Unlike other sharing utilities, Tell-a-Friend stands unique to give you a single button which enables both one-to-one personal recommendations and social broadcasting. Tell-a-Friend is the only sharing widget to support Instant Messengers (chat) and personal messages to friends on social networks. That's clearly the best of word of mouth marketing rolled in one.
The idea is that the widget is easily installable, highly customizable, supports more than 80 services, and comes packed with analytics so that you can monitor your "viral campaigns." With support for all major instant messenger services and social media services spanning from Bebo to Yardbarker, it's hard to think of a place that you can't use Tell-a-Friend to send to. And the fact that Tell-a-Friend displays as a pop-up within the Web page that you're visiting makes for a seamless and easy user experience.

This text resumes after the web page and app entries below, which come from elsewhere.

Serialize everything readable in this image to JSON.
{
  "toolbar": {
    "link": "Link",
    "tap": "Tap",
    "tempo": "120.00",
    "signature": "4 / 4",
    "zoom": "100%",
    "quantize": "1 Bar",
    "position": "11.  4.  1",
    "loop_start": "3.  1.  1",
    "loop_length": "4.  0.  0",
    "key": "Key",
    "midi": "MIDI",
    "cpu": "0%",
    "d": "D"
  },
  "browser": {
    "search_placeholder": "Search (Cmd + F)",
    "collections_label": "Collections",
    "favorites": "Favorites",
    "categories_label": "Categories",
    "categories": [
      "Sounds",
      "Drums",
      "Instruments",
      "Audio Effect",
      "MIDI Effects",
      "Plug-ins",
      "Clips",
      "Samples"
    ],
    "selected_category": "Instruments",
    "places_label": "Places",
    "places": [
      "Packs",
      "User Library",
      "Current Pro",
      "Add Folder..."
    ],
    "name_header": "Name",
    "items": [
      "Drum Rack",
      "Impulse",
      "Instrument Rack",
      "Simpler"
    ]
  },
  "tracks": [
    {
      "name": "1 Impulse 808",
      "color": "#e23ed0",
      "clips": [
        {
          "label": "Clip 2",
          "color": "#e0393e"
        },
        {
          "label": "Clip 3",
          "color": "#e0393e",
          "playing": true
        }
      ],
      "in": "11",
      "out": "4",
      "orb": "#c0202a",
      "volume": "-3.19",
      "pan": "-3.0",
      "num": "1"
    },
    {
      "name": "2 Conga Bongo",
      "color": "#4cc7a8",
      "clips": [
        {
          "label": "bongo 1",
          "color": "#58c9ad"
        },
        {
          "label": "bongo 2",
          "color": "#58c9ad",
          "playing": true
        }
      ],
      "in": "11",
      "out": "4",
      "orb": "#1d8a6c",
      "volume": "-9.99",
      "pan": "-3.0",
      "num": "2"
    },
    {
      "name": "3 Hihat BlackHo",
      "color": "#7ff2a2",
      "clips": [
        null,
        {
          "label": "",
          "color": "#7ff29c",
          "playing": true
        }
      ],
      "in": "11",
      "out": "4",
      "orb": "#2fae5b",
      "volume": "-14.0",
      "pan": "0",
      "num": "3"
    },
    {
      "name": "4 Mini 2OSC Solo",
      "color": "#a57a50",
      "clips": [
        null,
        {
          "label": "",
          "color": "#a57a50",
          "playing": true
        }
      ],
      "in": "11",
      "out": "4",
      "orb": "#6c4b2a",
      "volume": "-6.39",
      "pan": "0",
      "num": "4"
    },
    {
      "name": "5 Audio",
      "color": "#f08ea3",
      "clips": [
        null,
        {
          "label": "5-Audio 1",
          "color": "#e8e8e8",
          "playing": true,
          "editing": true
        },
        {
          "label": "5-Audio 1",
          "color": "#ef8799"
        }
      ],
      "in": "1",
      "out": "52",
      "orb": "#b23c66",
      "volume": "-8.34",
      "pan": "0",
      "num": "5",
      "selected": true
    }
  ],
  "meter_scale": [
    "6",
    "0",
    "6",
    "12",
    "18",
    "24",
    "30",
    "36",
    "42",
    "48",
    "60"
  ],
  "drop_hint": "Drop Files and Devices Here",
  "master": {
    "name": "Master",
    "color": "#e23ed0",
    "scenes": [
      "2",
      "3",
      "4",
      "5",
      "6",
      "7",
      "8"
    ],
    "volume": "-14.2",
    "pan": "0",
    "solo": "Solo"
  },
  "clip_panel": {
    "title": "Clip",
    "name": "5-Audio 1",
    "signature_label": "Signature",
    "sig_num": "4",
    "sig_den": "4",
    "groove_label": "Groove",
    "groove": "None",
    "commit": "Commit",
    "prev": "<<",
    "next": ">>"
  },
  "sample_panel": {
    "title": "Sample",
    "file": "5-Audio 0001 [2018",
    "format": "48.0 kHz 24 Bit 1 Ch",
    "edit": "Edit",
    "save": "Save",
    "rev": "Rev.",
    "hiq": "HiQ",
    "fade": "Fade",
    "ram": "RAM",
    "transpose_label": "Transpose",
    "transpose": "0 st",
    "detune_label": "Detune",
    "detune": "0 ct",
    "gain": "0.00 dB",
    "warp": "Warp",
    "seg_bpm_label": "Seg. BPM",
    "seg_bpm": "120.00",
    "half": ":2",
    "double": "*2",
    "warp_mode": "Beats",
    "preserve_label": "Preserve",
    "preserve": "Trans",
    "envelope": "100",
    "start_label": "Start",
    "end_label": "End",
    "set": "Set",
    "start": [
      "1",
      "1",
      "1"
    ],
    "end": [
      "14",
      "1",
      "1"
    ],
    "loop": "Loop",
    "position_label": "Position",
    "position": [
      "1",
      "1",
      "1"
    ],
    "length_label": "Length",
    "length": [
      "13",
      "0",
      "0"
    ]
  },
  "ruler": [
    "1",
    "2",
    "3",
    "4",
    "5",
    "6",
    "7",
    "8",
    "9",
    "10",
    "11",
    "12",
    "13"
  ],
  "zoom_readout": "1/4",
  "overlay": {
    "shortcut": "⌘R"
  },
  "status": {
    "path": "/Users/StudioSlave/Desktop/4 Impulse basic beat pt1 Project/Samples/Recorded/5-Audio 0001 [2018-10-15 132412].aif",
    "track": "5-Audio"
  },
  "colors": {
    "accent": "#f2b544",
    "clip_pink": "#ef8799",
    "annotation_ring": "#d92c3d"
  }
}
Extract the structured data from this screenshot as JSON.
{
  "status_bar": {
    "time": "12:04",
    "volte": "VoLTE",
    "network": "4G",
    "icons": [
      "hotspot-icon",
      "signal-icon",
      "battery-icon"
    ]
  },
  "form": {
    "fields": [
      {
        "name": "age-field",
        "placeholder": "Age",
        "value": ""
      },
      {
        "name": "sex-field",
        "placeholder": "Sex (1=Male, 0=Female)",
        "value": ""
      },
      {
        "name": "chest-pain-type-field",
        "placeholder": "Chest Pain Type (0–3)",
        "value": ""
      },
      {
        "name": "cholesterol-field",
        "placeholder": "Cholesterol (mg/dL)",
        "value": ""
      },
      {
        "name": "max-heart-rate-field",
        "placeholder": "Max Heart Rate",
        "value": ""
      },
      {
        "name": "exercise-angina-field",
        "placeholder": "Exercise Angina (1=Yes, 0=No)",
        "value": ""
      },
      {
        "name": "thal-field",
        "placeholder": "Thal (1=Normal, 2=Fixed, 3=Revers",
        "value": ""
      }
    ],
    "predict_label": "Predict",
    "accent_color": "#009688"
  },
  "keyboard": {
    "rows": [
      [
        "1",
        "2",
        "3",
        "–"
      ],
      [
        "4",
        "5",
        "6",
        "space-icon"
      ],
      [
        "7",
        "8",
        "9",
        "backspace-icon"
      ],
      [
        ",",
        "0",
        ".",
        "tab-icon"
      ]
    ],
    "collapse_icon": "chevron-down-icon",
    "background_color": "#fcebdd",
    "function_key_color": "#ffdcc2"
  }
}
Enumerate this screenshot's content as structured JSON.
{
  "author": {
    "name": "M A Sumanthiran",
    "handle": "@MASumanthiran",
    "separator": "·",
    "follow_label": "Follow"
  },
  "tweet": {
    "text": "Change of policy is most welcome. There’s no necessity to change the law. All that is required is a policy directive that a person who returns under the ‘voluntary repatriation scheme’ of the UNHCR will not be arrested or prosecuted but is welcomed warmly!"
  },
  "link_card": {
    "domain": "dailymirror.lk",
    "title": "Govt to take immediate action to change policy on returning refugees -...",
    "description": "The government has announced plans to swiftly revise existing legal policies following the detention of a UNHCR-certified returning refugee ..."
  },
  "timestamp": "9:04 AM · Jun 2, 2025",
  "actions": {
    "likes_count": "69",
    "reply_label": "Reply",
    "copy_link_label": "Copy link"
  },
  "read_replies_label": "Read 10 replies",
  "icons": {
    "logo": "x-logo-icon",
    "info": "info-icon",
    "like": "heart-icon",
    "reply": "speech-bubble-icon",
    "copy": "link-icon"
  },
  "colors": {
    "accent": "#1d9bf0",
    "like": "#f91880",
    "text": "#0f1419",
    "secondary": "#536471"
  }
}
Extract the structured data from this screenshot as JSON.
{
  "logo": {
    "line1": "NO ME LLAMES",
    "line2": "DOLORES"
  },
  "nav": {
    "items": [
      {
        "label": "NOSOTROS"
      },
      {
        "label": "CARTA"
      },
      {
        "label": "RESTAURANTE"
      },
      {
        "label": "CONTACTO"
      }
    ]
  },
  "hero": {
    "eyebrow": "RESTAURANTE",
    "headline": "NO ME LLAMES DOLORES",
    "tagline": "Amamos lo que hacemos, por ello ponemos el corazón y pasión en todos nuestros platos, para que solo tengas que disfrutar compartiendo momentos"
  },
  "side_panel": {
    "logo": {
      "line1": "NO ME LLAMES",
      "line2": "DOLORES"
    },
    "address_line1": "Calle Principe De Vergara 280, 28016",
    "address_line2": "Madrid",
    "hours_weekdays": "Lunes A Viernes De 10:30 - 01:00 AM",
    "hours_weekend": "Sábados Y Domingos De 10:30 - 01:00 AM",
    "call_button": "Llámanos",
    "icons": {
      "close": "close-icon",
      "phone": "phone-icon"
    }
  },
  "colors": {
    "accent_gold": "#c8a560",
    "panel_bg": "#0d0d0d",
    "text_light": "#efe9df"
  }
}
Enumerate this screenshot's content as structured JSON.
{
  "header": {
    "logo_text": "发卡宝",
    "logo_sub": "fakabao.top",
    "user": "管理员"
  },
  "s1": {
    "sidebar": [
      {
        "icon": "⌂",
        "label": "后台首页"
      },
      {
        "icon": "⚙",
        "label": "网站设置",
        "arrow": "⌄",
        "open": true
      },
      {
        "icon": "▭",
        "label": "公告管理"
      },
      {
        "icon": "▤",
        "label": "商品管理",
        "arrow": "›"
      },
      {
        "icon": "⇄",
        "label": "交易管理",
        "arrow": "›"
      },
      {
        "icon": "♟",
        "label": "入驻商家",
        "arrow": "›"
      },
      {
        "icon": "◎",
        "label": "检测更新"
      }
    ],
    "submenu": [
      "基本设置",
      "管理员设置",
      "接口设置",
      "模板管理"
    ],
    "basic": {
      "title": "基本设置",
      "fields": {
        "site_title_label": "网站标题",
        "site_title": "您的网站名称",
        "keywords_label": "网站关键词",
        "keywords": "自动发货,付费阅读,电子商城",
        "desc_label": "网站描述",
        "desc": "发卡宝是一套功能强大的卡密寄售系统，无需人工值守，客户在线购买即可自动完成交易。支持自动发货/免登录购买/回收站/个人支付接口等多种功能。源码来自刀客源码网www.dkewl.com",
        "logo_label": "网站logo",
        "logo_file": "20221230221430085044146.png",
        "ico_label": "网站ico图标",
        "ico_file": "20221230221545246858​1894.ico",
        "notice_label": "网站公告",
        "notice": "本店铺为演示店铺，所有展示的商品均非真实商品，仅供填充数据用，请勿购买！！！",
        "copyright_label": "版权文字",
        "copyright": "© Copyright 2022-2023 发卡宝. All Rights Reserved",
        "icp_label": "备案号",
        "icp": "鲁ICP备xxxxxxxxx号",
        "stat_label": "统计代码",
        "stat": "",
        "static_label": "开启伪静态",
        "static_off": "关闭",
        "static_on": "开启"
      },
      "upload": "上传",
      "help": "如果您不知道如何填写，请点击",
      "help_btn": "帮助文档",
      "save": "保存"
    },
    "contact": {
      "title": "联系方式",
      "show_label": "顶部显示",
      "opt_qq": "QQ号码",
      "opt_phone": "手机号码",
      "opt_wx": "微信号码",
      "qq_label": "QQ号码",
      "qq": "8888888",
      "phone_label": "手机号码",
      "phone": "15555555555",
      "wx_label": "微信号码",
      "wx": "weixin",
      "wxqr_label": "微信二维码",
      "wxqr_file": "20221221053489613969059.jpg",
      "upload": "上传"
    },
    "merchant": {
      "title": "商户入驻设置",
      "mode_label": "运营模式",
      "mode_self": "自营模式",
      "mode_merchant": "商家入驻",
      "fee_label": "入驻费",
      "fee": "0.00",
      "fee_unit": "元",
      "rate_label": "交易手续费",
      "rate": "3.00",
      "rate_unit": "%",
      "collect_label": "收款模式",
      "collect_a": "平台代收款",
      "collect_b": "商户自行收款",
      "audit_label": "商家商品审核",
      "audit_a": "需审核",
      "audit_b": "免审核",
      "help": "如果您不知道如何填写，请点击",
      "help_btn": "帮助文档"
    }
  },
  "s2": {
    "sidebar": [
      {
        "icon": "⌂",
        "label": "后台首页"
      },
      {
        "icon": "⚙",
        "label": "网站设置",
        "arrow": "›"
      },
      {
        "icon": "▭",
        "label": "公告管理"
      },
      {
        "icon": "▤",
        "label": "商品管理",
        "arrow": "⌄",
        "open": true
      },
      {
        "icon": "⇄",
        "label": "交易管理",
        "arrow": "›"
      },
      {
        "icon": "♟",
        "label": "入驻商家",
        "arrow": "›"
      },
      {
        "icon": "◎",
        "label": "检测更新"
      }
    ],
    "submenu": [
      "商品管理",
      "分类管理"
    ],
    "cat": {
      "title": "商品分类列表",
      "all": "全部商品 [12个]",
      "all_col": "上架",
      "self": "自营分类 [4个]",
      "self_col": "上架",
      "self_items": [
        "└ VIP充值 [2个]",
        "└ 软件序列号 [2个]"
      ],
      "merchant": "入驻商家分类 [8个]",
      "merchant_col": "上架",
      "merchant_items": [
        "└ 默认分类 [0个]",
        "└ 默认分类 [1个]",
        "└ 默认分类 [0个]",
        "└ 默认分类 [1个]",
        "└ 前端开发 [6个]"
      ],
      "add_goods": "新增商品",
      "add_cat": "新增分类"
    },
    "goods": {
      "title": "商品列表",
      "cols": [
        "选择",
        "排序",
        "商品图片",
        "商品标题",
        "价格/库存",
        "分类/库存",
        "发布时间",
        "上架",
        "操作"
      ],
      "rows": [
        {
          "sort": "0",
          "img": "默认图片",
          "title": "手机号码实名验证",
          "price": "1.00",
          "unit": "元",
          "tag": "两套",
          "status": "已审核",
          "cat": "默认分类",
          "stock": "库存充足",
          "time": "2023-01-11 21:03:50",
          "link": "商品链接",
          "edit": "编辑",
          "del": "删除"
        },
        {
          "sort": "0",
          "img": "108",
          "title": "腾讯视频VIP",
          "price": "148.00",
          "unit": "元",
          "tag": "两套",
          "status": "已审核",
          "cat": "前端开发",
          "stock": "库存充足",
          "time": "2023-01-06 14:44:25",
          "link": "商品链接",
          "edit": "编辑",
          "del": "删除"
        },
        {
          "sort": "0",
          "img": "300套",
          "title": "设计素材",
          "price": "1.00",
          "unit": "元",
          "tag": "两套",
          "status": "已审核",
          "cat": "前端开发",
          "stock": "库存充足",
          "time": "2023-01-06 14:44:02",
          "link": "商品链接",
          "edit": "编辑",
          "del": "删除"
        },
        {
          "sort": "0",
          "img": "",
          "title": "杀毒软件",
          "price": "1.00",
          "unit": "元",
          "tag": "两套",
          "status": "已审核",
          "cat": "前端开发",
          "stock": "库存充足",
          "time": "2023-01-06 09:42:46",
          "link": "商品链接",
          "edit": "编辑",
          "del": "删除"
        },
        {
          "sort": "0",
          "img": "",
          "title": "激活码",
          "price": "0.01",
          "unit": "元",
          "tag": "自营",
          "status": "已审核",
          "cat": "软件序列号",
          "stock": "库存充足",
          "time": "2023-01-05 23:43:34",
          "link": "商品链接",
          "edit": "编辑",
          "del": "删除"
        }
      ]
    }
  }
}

I also really like the tabbed interface that allows you to easily select that type of service you'd like to use to distribute the content.


It's a pretty cool and timely service as it builds upon already available services and aims to please publishers who are always eager to enable the distribution of their content. And the ability to track the metrics of that distribution is potentially important in quantifying the ever elusive notion of "influence."

So if everything about the Tell-a-Friend widget makes sense and is looking good, I think the challenge will be to make it as easy as possible for publishers to understand and install. The Web site showcases a really cute and well produced explainer video:


But I was left wondering, "Where's the Tell-a-Friend widget?" I realized that I didn't know what it looked like! To be fair, a sample version of it is sitting in the middle of the homepage, but it took me some time to track it down.


And so if that leaves room for argument that I'm slow on the uptake, keep that in mind while I explain that I had some trouble getting the widget installed and running. I began by trying to install Tell-a-Friend on a Blogger site, figuring that would be the easiest way to test it out.

However, I couldn't get the widget to publish. I followed the step-by-step instructions that were provided, but could not get the widget to appear.


Even though there were several screenshots given to help me, there was no final screenshot showing the widget displayed on a "live website" so that publishers can see what the widget is supposed to look like on a published webpage. Translated, I did not see any written or visual instruction that tips the audience off that Tell-a-Friend is supposed to appear directly beneath the bottom of each article.

After trying to "hack" the Blogger template in a few different ways, I gave up and moved onto a WordPress site. That one proved to be successful, though it does take a little bit of technical knowhow to get it running: You have to download a .zip file with the widget code, FTP it to your WordPress plug-ins folder, and then go into your WP management tools to activate it.

Overall, I believe that there's a market for widgets that are truly useful to both publishers and Web site visitors, and Tell-a-Friend is certainly a part of that conversation.

Read more by Eric Berlin at Online Media Cultist